Supplied information START

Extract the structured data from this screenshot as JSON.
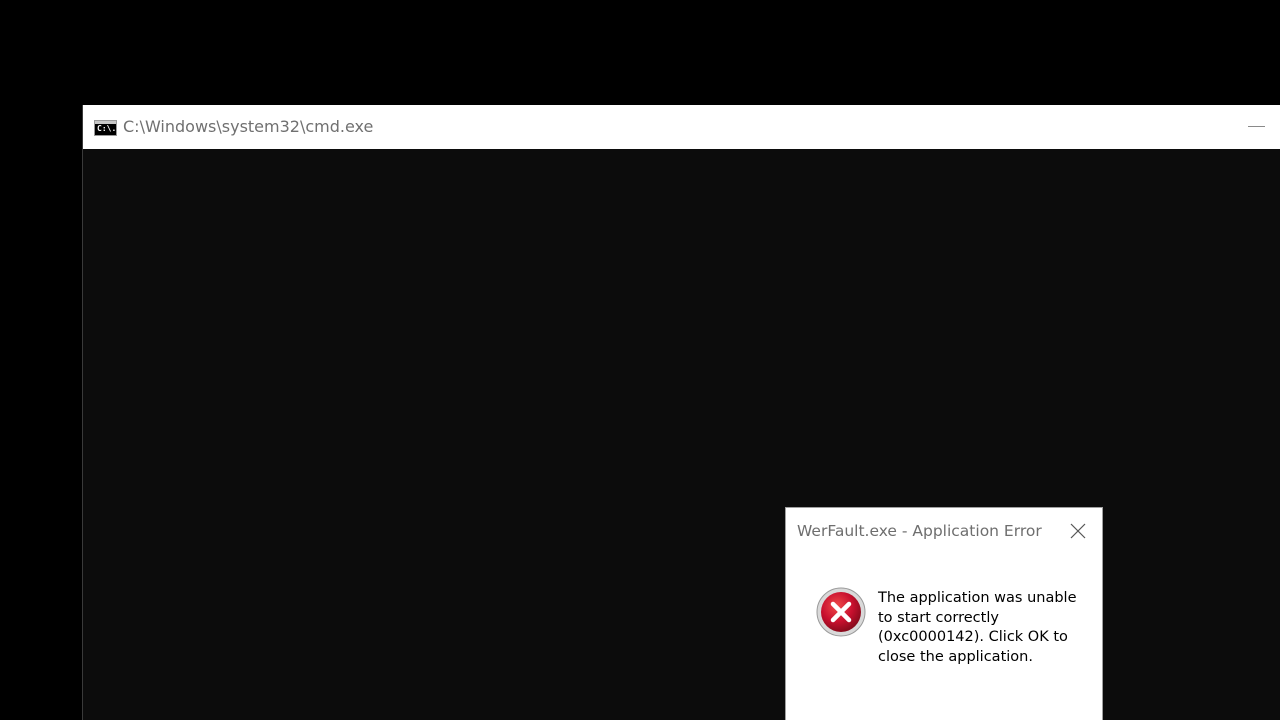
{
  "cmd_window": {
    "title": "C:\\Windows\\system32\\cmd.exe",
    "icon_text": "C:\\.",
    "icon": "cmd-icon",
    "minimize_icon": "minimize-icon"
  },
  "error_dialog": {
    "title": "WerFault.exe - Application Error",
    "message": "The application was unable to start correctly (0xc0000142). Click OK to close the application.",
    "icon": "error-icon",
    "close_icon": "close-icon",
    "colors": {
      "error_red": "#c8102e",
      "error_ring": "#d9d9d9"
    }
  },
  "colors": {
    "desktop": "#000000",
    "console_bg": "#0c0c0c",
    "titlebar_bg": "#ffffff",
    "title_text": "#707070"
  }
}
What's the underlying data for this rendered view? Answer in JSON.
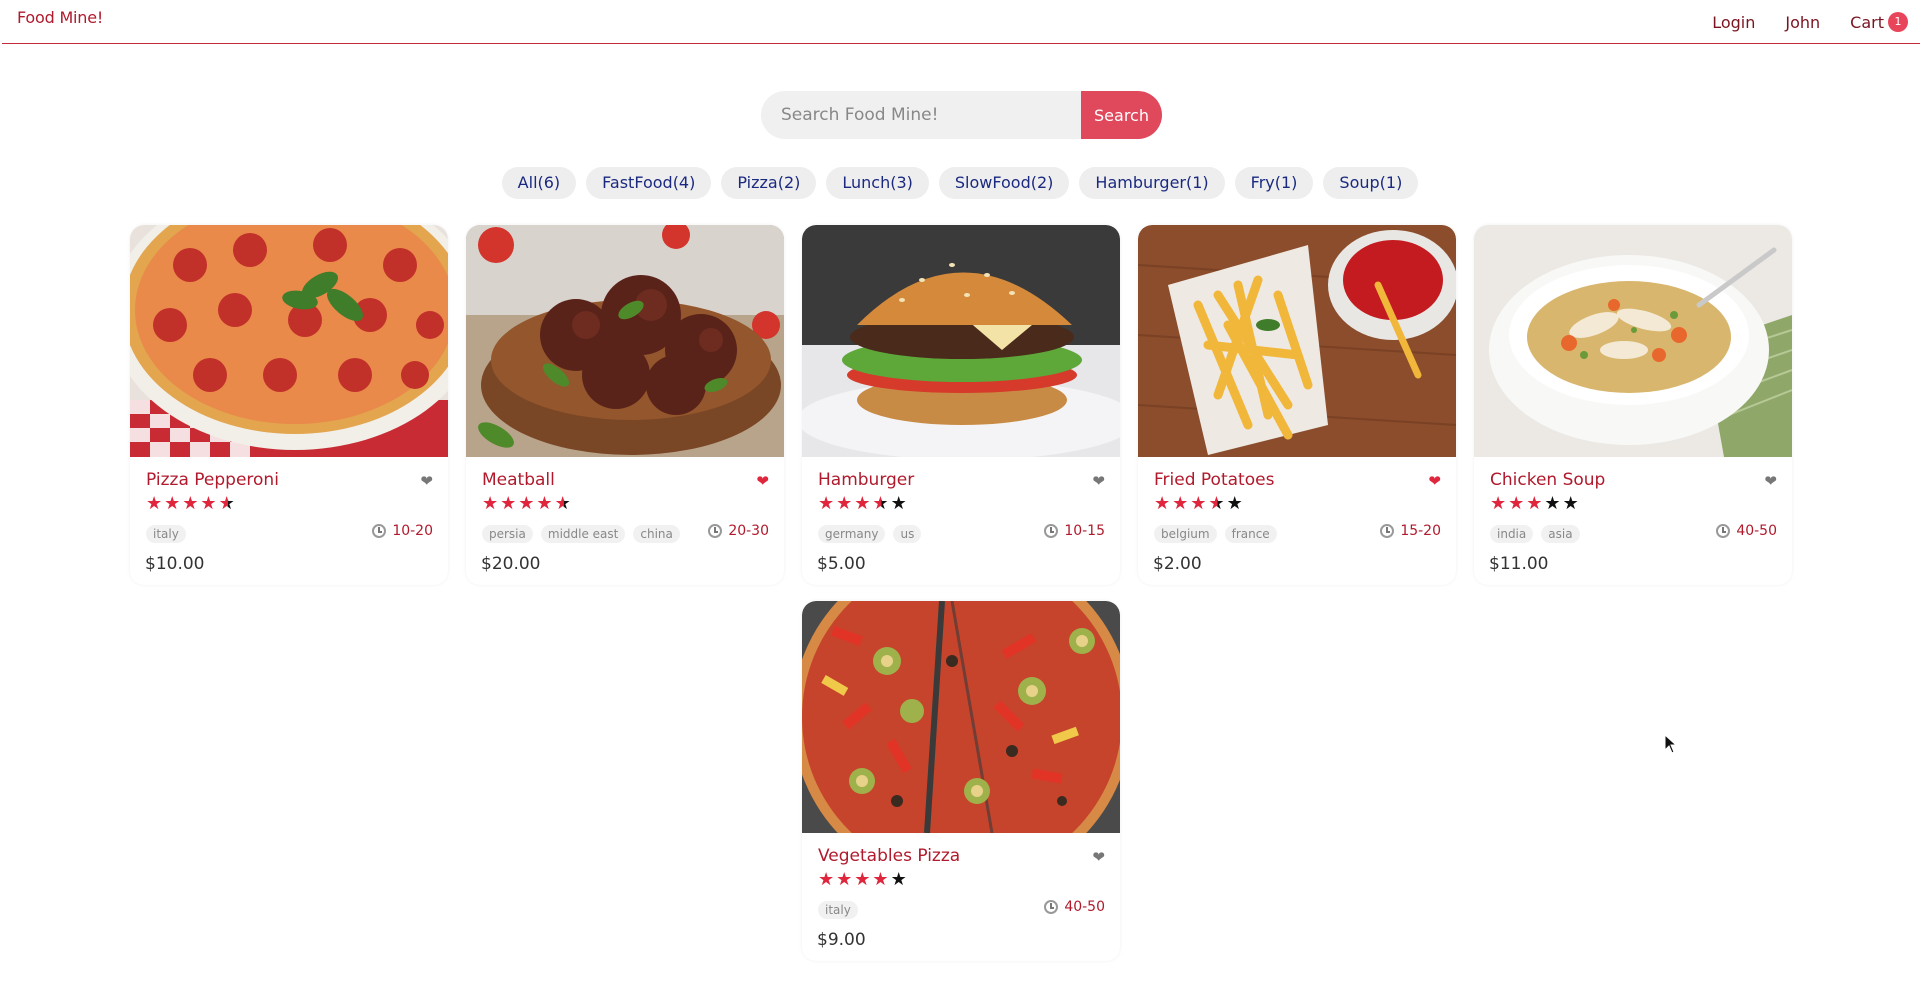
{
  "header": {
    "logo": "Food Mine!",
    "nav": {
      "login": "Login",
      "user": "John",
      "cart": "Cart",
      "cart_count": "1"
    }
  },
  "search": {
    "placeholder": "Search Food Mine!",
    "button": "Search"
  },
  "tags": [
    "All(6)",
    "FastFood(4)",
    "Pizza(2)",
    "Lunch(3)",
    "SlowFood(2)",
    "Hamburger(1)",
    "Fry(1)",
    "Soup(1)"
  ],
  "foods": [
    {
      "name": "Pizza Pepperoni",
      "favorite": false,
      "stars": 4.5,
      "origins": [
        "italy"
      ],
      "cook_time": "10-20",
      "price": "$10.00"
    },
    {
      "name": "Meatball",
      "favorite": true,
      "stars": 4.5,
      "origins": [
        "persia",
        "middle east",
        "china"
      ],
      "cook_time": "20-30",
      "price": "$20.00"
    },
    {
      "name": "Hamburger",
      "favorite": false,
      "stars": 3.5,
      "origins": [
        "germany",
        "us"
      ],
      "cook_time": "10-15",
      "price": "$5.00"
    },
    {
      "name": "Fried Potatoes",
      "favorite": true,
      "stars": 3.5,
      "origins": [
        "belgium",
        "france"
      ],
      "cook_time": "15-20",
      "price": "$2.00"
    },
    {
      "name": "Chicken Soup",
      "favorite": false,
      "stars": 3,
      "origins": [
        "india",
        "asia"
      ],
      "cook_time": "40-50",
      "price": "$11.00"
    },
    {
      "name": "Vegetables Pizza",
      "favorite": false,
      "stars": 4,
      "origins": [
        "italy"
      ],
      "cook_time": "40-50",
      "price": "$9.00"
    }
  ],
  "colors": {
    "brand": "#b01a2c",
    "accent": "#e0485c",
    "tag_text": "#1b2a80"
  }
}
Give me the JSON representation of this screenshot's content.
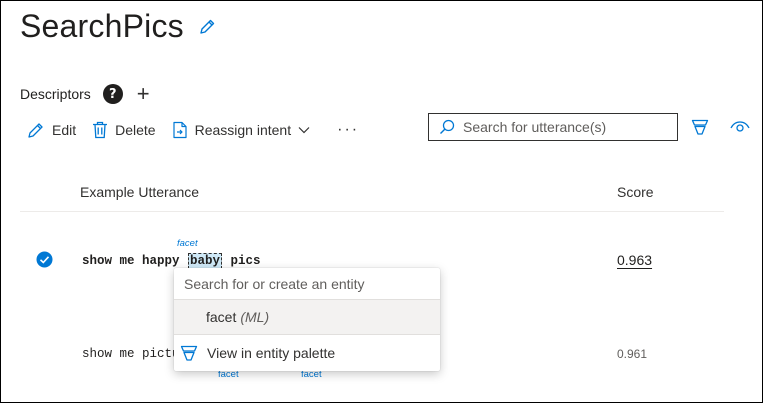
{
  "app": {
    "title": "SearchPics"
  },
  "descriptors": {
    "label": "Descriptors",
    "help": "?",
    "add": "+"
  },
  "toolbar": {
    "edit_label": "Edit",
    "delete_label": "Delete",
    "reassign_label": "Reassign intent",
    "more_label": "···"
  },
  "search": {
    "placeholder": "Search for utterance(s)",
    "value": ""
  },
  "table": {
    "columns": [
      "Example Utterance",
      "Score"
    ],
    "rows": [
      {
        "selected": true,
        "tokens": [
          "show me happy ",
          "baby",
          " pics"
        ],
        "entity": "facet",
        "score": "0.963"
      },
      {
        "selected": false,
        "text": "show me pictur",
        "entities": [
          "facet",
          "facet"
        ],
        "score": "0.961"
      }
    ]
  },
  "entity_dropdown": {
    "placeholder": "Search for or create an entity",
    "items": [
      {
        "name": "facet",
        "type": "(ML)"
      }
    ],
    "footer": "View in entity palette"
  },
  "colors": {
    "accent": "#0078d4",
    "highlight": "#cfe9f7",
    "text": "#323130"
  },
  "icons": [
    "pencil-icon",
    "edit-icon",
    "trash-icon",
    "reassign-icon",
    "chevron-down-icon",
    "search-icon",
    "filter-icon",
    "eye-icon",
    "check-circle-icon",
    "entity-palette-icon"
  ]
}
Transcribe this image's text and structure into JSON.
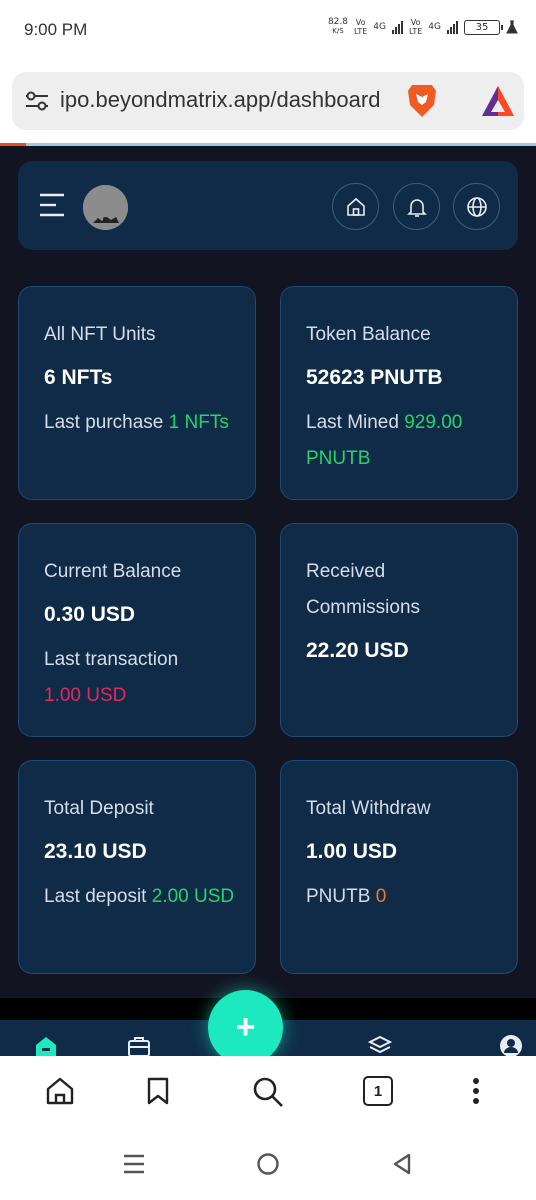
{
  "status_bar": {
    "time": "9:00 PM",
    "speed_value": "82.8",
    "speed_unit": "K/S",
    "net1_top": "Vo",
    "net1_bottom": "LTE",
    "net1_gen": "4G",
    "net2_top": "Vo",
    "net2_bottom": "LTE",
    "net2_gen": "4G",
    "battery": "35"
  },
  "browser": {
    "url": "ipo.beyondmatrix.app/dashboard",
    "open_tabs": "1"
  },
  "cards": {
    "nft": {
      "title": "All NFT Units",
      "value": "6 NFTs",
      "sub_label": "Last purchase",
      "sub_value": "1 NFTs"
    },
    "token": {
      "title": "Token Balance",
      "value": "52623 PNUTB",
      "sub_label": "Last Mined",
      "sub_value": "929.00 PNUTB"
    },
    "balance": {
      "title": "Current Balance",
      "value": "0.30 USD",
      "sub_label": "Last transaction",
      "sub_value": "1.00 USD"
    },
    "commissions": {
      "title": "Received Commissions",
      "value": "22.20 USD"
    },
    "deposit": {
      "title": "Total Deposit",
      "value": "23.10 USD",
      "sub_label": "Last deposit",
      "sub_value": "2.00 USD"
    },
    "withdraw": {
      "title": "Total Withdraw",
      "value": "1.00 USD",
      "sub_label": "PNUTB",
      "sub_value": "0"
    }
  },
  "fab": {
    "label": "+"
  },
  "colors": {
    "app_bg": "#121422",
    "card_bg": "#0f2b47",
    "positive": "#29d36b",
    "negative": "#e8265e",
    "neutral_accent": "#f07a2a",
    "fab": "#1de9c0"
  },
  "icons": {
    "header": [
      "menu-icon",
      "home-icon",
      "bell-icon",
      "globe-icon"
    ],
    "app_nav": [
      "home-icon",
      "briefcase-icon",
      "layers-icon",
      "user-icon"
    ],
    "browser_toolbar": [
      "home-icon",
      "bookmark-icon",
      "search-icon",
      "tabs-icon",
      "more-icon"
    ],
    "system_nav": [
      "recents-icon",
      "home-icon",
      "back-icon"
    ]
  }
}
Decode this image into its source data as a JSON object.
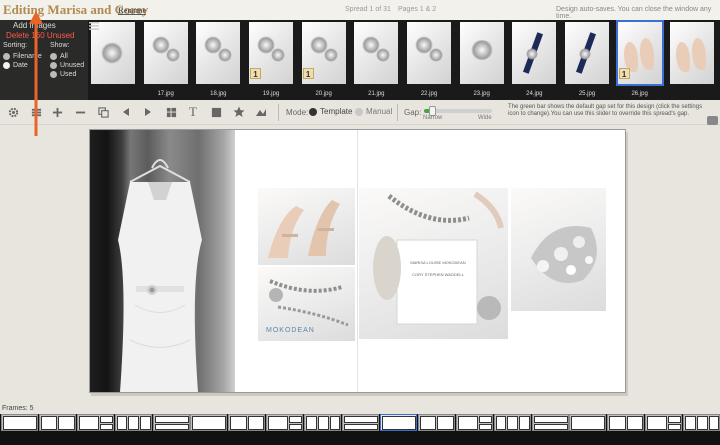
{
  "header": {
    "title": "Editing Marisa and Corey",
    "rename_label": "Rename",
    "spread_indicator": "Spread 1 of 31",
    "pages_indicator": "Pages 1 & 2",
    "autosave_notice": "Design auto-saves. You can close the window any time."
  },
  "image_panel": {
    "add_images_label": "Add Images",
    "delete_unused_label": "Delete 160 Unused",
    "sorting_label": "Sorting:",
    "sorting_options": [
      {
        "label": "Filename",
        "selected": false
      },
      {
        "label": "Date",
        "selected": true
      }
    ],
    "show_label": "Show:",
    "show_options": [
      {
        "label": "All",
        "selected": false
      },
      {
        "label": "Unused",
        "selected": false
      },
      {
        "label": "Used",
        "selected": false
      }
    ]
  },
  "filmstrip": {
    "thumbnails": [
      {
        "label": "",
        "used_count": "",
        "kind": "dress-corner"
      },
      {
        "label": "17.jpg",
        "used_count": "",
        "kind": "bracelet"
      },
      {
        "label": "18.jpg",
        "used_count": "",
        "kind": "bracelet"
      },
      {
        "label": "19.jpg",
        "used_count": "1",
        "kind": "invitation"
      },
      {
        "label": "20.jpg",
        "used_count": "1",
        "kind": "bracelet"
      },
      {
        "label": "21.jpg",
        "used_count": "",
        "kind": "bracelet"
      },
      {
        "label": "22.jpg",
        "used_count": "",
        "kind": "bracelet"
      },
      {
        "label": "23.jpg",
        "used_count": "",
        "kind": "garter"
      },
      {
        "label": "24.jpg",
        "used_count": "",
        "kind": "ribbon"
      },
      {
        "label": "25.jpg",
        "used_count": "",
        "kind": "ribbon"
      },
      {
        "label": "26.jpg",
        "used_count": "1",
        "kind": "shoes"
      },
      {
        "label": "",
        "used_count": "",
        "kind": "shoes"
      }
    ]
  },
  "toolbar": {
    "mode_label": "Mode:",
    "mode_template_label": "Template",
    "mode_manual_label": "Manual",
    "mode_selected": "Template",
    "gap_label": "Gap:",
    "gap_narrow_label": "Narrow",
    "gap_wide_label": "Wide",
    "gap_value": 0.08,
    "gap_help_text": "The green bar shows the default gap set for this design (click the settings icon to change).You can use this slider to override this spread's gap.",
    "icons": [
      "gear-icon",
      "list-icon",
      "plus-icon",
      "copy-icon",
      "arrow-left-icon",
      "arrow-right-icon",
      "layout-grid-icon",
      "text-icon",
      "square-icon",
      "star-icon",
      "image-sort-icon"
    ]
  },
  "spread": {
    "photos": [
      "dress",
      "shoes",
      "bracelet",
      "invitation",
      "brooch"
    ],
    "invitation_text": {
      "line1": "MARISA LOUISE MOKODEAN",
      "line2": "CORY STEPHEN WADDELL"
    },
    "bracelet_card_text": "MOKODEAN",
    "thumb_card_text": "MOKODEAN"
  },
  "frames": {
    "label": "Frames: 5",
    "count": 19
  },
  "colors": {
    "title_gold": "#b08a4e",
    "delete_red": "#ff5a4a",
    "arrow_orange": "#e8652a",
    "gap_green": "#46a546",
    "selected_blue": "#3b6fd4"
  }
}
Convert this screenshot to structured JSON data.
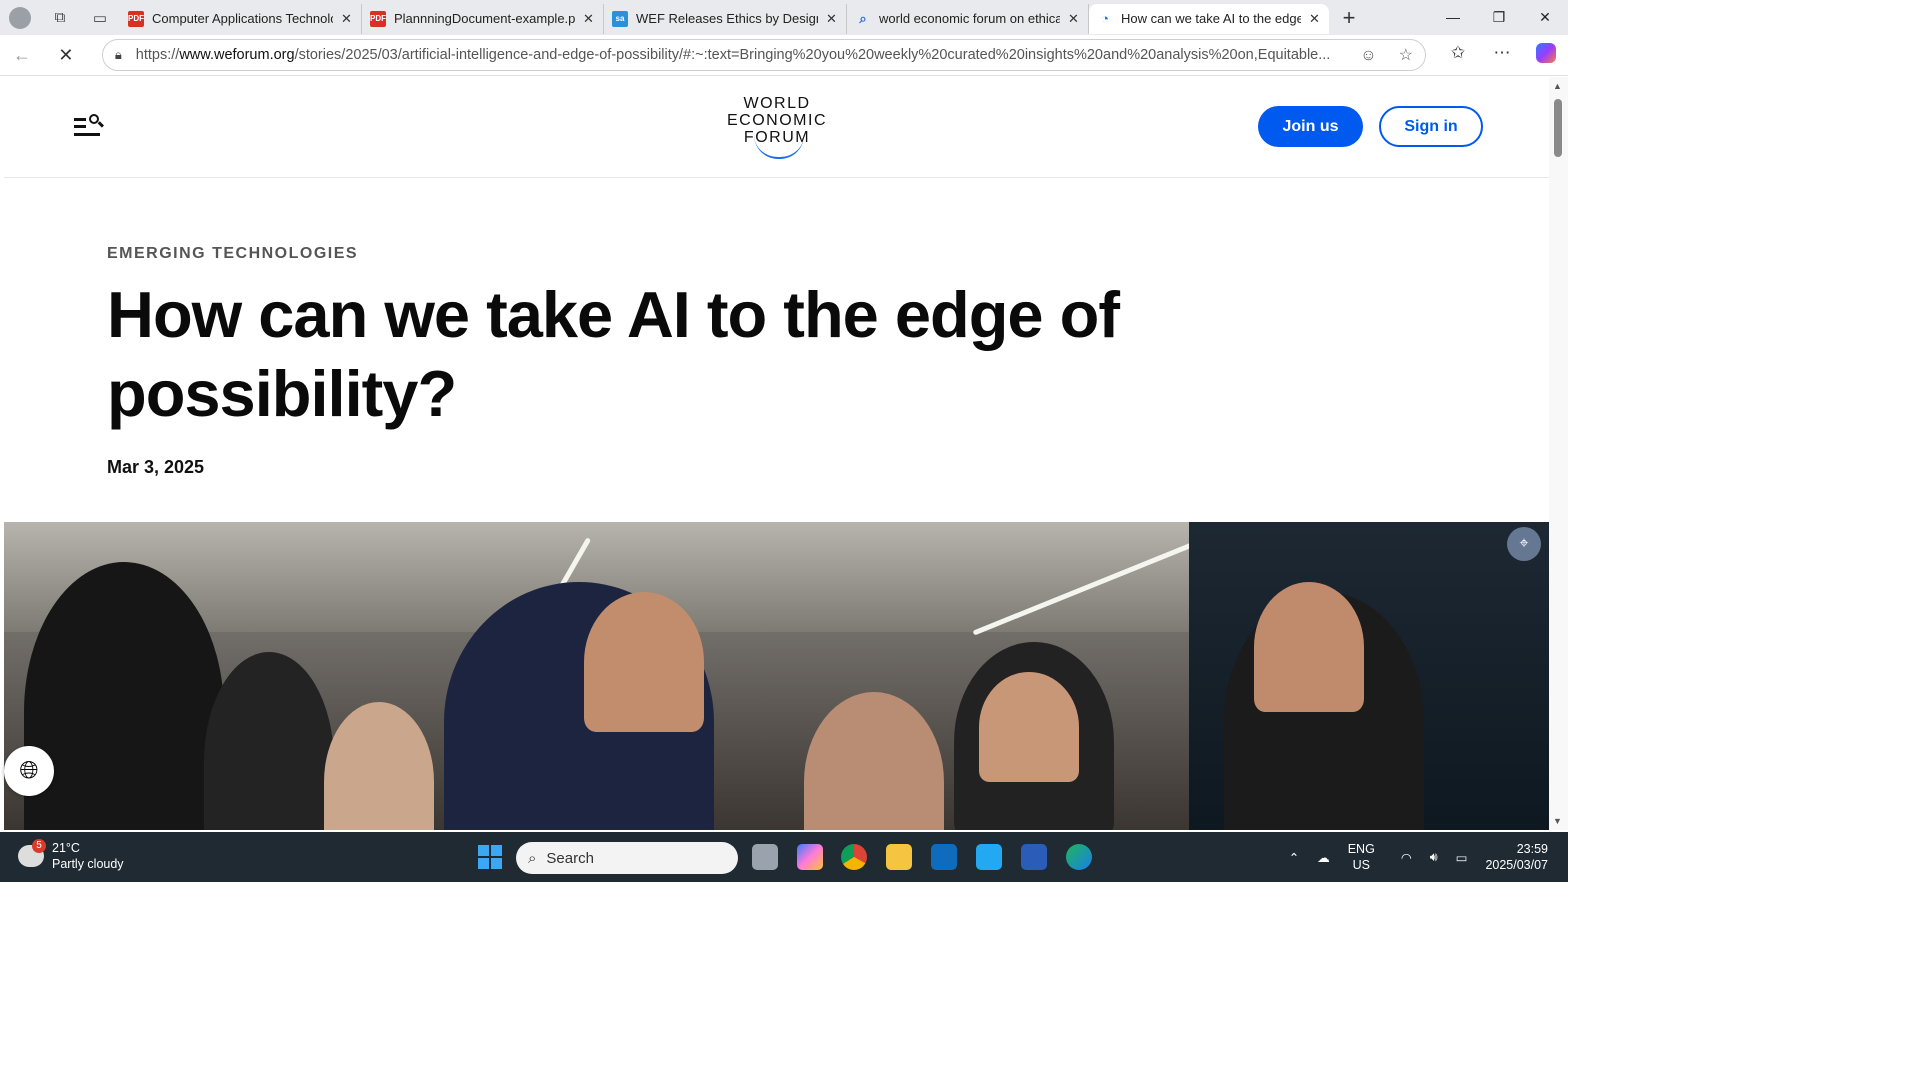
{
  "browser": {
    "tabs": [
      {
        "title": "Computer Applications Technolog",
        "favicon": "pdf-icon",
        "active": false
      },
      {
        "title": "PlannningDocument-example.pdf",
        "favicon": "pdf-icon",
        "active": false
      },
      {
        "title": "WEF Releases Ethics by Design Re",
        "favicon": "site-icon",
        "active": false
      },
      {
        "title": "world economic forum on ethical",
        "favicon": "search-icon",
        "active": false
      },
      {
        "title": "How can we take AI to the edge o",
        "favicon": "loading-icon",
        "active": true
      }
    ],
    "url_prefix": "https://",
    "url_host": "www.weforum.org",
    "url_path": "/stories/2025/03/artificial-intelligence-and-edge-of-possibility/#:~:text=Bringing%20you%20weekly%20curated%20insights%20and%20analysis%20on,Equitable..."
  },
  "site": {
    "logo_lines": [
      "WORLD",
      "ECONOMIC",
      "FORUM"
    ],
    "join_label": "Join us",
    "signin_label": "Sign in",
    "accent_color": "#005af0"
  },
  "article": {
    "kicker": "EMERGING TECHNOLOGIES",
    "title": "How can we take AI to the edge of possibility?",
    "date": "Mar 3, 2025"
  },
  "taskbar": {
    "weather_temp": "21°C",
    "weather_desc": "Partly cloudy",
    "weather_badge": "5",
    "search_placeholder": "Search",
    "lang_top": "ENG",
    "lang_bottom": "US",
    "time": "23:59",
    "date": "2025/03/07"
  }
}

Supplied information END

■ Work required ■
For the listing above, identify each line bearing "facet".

■ Output ■
        "entity": "facet",
          "facet",
          "facet"
        "name": "facet",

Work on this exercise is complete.